Biography[edit]

Nummius Albinus was possibly the son of Marcus Nummius Senecio Albinus who had been consul in AD 227. He in turn was appointed suffect consul before AD 256, possibly around AD 240, during which time he may have been honoured by a statue erected at Adada in Pisidia.[2] In AD 256, he was appointed the Praefectus urbi of Rome. He held this post a second time under the emperor Gallienus, from 261 to 263, and was elevated to the office of consul prior alongside an otherwise unidentifiable individual named Dexter or perhaps Maximus Dexter in 263.[3]

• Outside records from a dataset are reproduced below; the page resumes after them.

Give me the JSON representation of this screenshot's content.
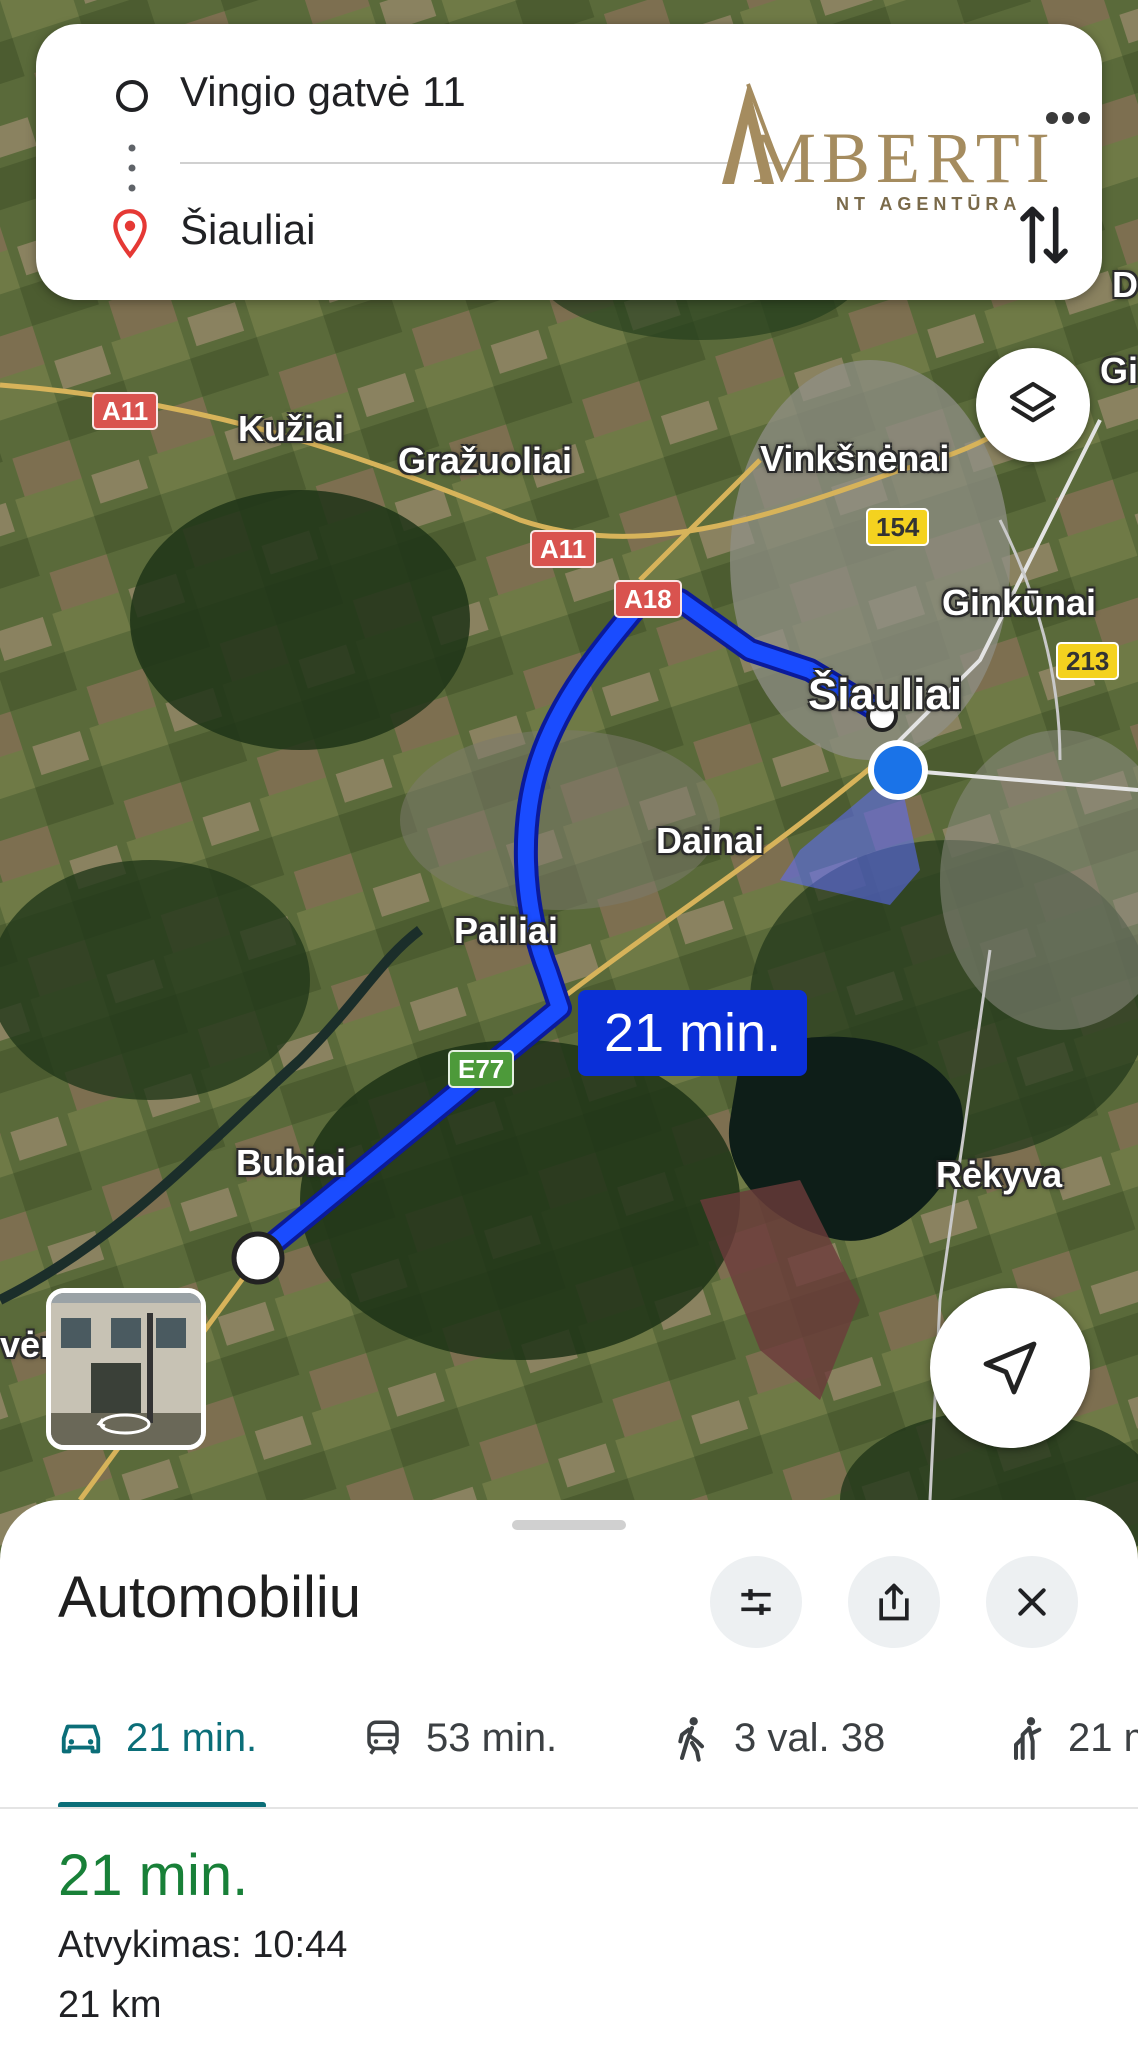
{
  "route": {
    "origin": "Vingio gatvė 11",
    "destination": "Šiauliai"
  },
  "logo": {
    "name": "AMBERTI",
    "tagline": "NT AGENTŪRA"
  },
  "map": {
    "places": {
      "kuziai": "Kužiai",
      "grazuoliai": "Gražuoliai",
      "vinksnenai": "Vinkšnėnai",
      "ginkunai": "Ginkūnai",
      "siauliai": "Šiauliai",
      "dainai": "Dainai",
      "pailiai": "Pailiai",
      "bubiai": "Bubiai",
      "rekyva": "Rėkyva",
      "edge_left": "vėn",
      "edge_right_top": "D",
      "edge_right_2": "Gi"
    },
    "shields": {
      "a11_left": "A11",
      "a11_mid": "A11",
      "a18": "A18",
      "e77": "E77",
      "r154": "154",
      "r213": "213"
    },
    "route_duration": "21 min.",
    "route_color": "#0a2fd8"
  },
  "sheet": {
    "title": "Automobiliu",
    "modes": [
      {
        "icon": "car-icon",
        "label": "21 min.",
        "active": true
      },
      {
        "icon": "transit-icon",
        "label": "53 min.",
        "active": false
      },
      {
        "icon": "walk-icon",
        "label": "3 val. 38",
        "active": false
      },
      {
        "icon": "ride-icon",
        "label": "21 m",
        "active": false
      }
    ],
    "summary": {
      "time": "21 min.",
      "arrival": "Atvykimas: 10:44",
      "distance": "21 km"
    }
  },
  "colors": {
    "accent": "#0b6e78",
    "time_green": "#188038",
    "pin_red": "#e53935",
    "logo_gold": "#a58c5f"
  }
}
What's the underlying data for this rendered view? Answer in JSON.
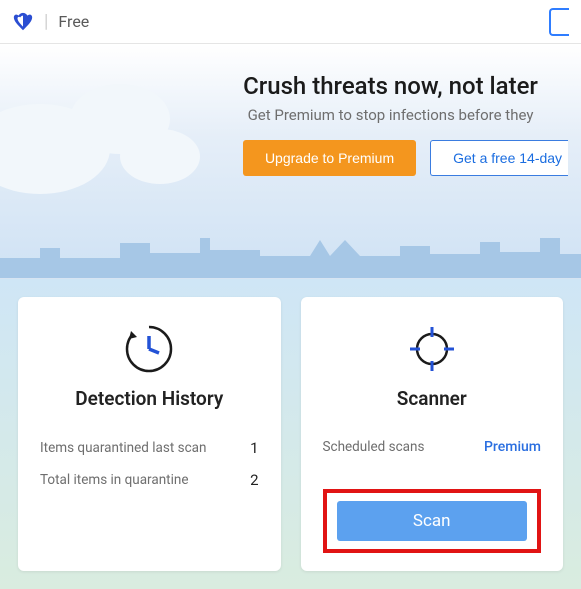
{
  "header": {
    "tier": "Free"
  },
  "hero": {
    "title": "Crush threats now, not later",
    "subtitle": "Get Premium to stop infections before they",
    "upgrade_label": "Upgrade to Premium",
    "trial_label": "Get a free 14-day"
  },
  "cards": {
    "history": {
      "title": "Detection History",
      "stat1_label": "Items quarantined last scan",
      "stat1_value": "1",
      "stat2_label": "Total items in quarantine",
      "stat2_value": "2"
    },
    "scanner": {
      "title": "Scanner",
      "scheduled_label": "Scheduled scans",
      "scheduled_value": "Premium",
      "scan_label": "Scan"
    }
  }
}
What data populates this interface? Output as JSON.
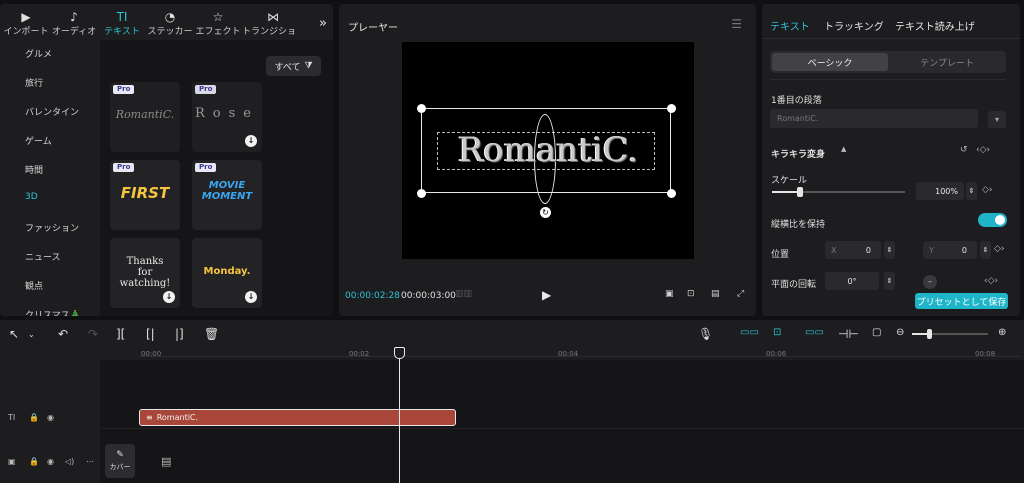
{
  "tabs": [
    {
      "icon": "▶",
      "label": "インポート"
    },
    {
      "icon": "♪",
      "label": "オーディオ"
    },
    {
      "icon": "TI",
      "label": "テキスト"
    },
    {
      "icon": "◔",
      "label": "ステッカー"
    },
    {
      "icon": "☆",
      "label": "エフェクト"
    },
    {
      "icon": "⋈",
      "label": "トランジション"
    }
  ],
  "tab_more": "»",
  "categories": [
    "グルメ",
    "旅行",
    "バレンタイン",
    "ゲーム",
    "時間",
    "3D",
    "ファッション",
    "ニュース",
    "観点",
    "クリスマス🎄"
  ],
  "filter_label": "すべて",
  "tiles": [
    {
      "pro": "Pro",
      "text": "RomantiC."
    },
    {
      "pro": "Pro",
      "text": "Rose"
    },
    {
      "pro": "Pro",
      "text": "FIRST"
    },
    {
      "pro": "Pro",
      "text": "MOVIE MOMENT"
    },
    {
      "pro": "",
      "text": "Thanks for watching!"
    },
    {
      "pro": "",
      "text": "Monday."
    }
  ],
  "player": {
    "title": "プレーヤー",
    "preview_text": "RomantiC.",
    "time_current": "00:00:02:28",
    "time_total": "00:00:03:00"
  },
  "inspector": {
    "tabs": [
      "テキスト",
      "トラッキング",
      "テキスト読み上げ"
    ],
    "seg_basic": "ベーシック",
    "seg_template": "テンプレート",
    "paragraph_label": "1番目の段落",
    "paragraph_text": "RomantiC.",
    "effect_label": "キラキラ変身",
    "scale_label": "スケール",
    "scale_value": "100%",
    "aspect_label": "縦横比を保持",
    "position_label": "位置",
    "x_label": "X",
    "x_value": "0",
    "y_label": "Y",
    "y_value": "0",
    "rotation_label": "平面の回転",
    "rotation_value": "0°",
    "save_preset": "プリセットとして保存"
  },
  "timeline": {
    "ticks": [
      "00:00",
      "00:02",
      "00:04",
      "00:06",
      "00:08"
    ],
    "clip_label": "RomantiC.",
    "cover_label": "カバー"
  },
  "colors": {
    "accent": "#2fc2d4",
    "clip": "#a9463a"
  }
}
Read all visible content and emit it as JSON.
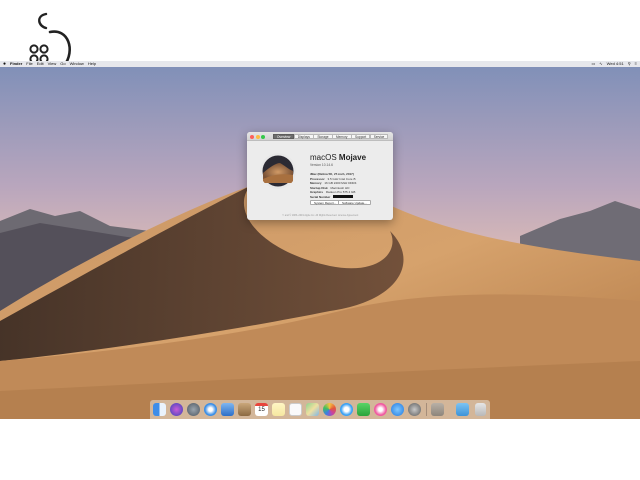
{
  "menubar": {
    "apple_icon": "apple-icon",
    "app": "Finder",
    "items": [
      "File",
      "Edit",
      "View",
      "Go",
      "Window",
      "Help"
    ],
    "clock": "Wed 4:51"
  },
  "about_window": {
    "tabs": [
      "Overview",
      "Displays",
      "Storage",
      "Memory",
      "Support",
      "Service"
    ],
    "os_name_light": "macOS",
    "os_name_bold": "Mojave",
    "version": "Version 10.14.6",
    "specs": [
      {
        "key": "iMac (Retina 5K, 27-inch, 2017)",
        "val": ""
      },
      {
        "key": "Processor",
        "val": "3.5 GHz Intel Core i5"
      },
      {
        "key": "Memory",
        "val": "16 GB 2400 MHz DDR4"
      },
      {
        "key": "Startup Disk",
        "val": "Macintosh HD"
      },
      {
        "key": "Graphics",
        "val": "Radeon Pro 575 4 GB"
      },
      {
        "key": "Serial Number",
        "val": ""
      }
    ],
    "buttons": [
      "System Report...",
      "Software Update..."
    ],
    "copyright": "™ and © 1983–2019 Apple Inc. All Rights Reserved. License Agreement"
  },
  "dock": {
    "icons": [
      "finder-icon",
      "siri-icon",
      "launchpad-icon",
      "safari-icon",
      "mail-icon",
      "contacts-icon",
      "calendar-icon",
      "notes-icon",
      "reminders-icon",
      "maps-icon",
      "photos-icon",
      "messages-icon",
      "facetime-icon",
      "itunes-icon",
      "app-store-icon",
      "system-preferences-icon",
      "downloads-icon",
      "folder-icon",
      "trash-icon"
    ],
    "calendar_day": "15"
  }
}
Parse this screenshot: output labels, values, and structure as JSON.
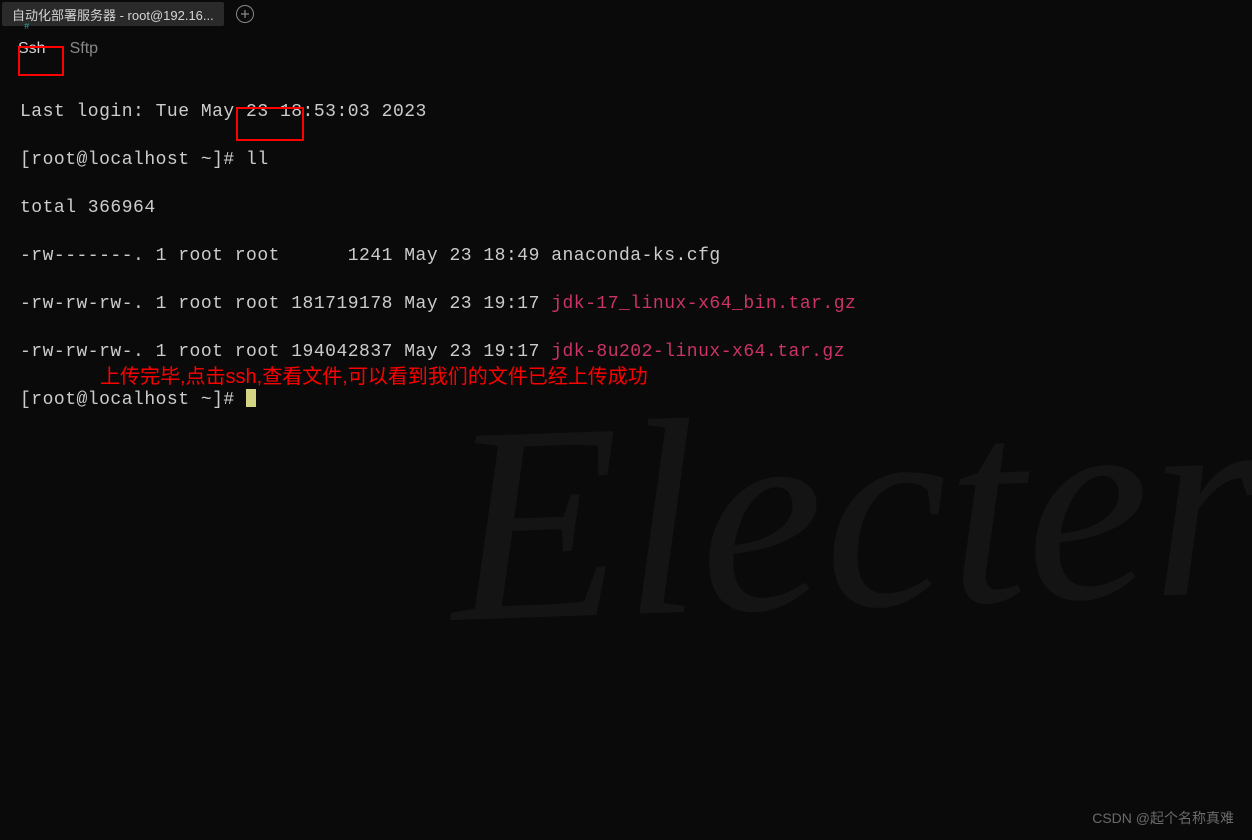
{
  "tab": {
    "title": "自动化部署服务器 - root@192.16..."
  },
  "subtabs": {
    "ssh": "Ssh",
    "sftp": "Sftp"
  },
  "terminal": {
    "last_login": "Last login: Tue May 23 18:53:03 2023",
    "prompt1": "[root@localhost ~]# ",
    "command1": "ll",
    "total": "total 366964",
    "row1_meta": "-rw-------. 1 root root      1241 May 23 18:49 ",
    "row1_file": "anaconda-ks.cfg",
    "row2_meta": "-rw-rw-rw-. 1 root root 181719178 May 23 19:17 ",
    "row2_file": "jdk-17_linux-x64_bin.tar.gz",
    "row3_meta": "-rw-rw-rw-. 1 root root 194042837 May 23 19:17 ",
    "row3_file": "jdk-8u202-linux-x64.tar.gz",
    "prompt2": "[root@localhost ~]# "
  },
  "annotation": "上传完毕,点击ssh,查看文件,可以看到我们的文件已经上传成功",
  "watermark_bg": "Electer",
  "csdn": "CSDN @起个名称真难",
  "tiny": "#"
}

Nummius Albinus may also have been the Albinus who was either Praeses or legatus proconsulis in Lycia et Pamphylia. It is assumed that he was the Albinus who died of old age during the reign of Aurelian.[4] He was perhaps the brother of Marcus Nummius Tuscus who was consul ordinarius in AD 258, and he may have been the father of Marcus Nummius Ceionius Annius Albinus, who was probably Praetor urbanus during the reign of Diocletian.

Political offices
Preceded by
Uncertain
Consul suffectus of the Roman Empire
around AD 240
Succeeded by
Uncertain
Preceded by
Publius Licinius Gallienus V
Lucius Mummius Faustianus
Consul of the Roman Empire
263
with Dexter
Succeeded by
Publius Licinius Gallienus VI
Saturninus

Sources[edit]

  • Martindale, J. R.; Jones, A. H. M, The Prosopography of the Later Roman Empire, Vol. I AD 260-395, Cambridge University Press (1971)
  • Mennen, Inge, Power and Status in the Roman Empire, AD 193-284 (2011)

References[edit]

  1. ^ Mennen, pg. 113
  2. ^ Martindale & Jones, pg. 35
  3. ^ Mennen, pg. 115
  4. ^ Mennen, pg. 113; Martindale & Jones, pg. 35